Its magnificent size prompted me to reflect on my days at my childhood library.
It was an old fashioned red brick building with a small playground outside. A beautiful children's area filled with bean bag chairs, puppets, and shelves of books as far as the eye could see. The reference area had all of the latest additions of newspapers from around the world. Encyclopedias from different publishers dating back to long before I was even born. A spiral staircase that always made me hold on tight to my mother's hand took one up to the area where the microfiche machines were.
Wait a second. . . did I actually just type MICROFICHE? Kids today have no idea of what that even is! I mentioned a card catalogue to my 10 year old the other day and she thought that it was a catalogue that she could look in to order birthday cards for her friends---online! Newspapers. . . ink on your fingers that you rub on your face when you scratch your nose. Unheard of! Everything in this world is not digital. Do librarians even exist, or are they only there to make sure that the internet connection is working in the building?
All sarcasm aside, I think that the role of both the public and school libraries is changing dramatically, and I see both positives and negatives to this.
Obviously, the internet has changed everything. Information is at our fingertips as fast as we are able to type. This is wonderful. Our children have learned to satisfy their thirst for knowledge quickly, and can then continue to question in greater detail. However, are they truly savoring that initial satisfaction?
Being that we are able to locate information so quickly, we, myself included, don't always take the time to store it in our memory banks because we know that we will be able to recover the information just as quickly the next time that we need it. From my own personal experience, when I had to work to find the information I retained it better, and appreciated it more.
I think that there is something to be said for looking up your book in the card catalogue, recalling the Dewy Decimal System, and searching through the stacks to find it. Once you find the book, then searching the index for the concept that you are looking for.
Don't get me wrong, I love everything that technology has given to us as a society. I just believe that sometimes we value things more when we have to work for them.
Getting back to my new neighborhood library. . . I don't know what is in the grand plan for the building, but here is my wish list.

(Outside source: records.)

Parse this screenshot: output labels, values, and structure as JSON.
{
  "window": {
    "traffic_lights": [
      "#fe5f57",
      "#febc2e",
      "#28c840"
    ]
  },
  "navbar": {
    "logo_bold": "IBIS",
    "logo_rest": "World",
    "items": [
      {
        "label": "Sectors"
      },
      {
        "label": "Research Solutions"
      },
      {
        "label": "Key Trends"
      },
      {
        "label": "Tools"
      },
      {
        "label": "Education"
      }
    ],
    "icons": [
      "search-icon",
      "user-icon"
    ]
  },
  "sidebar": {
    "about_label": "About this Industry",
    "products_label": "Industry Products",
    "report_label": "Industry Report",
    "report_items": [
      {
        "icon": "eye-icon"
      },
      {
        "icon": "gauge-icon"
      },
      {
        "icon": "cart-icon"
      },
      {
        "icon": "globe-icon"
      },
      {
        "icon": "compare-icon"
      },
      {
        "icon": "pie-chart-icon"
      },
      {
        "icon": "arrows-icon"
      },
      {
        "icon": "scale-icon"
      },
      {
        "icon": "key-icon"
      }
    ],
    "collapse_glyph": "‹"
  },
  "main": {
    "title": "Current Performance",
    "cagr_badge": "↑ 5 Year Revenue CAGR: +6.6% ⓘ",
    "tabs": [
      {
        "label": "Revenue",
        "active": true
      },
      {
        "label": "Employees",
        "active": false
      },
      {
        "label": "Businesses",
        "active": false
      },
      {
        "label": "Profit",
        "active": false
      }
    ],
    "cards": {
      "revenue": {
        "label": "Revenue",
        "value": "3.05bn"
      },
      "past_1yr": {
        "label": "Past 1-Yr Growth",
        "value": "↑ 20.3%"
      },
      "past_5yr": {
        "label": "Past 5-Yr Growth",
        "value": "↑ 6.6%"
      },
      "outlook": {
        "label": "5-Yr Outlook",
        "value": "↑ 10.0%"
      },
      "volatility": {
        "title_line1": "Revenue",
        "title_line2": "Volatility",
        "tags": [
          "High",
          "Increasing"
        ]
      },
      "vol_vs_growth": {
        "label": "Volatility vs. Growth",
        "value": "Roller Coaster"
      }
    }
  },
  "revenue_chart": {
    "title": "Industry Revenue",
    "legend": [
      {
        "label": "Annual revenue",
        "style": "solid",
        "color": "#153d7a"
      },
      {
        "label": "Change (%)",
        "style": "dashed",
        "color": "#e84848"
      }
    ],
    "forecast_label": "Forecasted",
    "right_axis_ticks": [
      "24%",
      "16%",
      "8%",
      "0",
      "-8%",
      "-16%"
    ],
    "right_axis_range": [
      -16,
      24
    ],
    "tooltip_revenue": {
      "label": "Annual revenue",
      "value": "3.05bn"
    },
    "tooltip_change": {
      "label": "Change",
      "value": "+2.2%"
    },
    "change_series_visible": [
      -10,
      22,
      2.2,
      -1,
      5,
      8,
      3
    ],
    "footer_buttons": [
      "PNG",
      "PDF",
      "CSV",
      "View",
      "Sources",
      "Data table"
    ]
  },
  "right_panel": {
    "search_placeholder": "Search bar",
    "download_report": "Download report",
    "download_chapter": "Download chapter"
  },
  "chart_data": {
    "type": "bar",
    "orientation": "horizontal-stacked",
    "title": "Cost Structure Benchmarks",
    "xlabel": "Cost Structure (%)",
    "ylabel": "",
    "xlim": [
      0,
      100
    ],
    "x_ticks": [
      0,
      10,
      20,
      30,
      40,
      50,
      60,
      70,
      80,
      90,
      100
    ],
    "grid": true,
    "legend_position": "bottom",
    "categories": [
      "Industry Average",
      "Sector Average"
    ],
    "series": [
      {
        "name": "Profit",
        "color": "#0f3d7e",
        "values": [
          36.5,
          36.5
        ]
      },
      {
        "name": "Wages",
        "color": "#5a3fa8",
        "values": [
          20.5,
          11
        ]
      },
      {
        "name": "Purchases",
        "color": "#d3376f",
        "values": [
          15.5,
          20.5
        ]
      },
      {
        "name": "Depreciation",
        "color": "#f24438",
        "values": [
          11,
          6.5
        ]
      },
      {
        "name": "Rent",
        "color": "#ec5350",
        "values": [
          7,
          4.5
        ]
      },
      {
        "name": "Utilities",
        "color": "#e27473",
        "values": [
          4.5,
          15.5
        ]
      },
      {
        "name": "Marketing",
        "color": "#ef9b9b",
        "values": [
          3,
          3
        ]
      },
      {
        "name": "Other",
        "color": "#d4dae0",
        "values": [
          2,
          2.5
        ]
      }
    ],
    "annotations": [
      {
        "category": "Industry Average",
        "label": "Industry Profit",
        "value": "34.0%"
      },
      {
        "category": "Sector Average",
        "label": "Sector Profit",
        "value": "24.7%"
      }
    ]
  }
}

- bean bags in the children's area
- daily newspapers
- a card catalogue
- librarians who help the readers find what they need
- and a fantastic media center. . . today's society needs it all.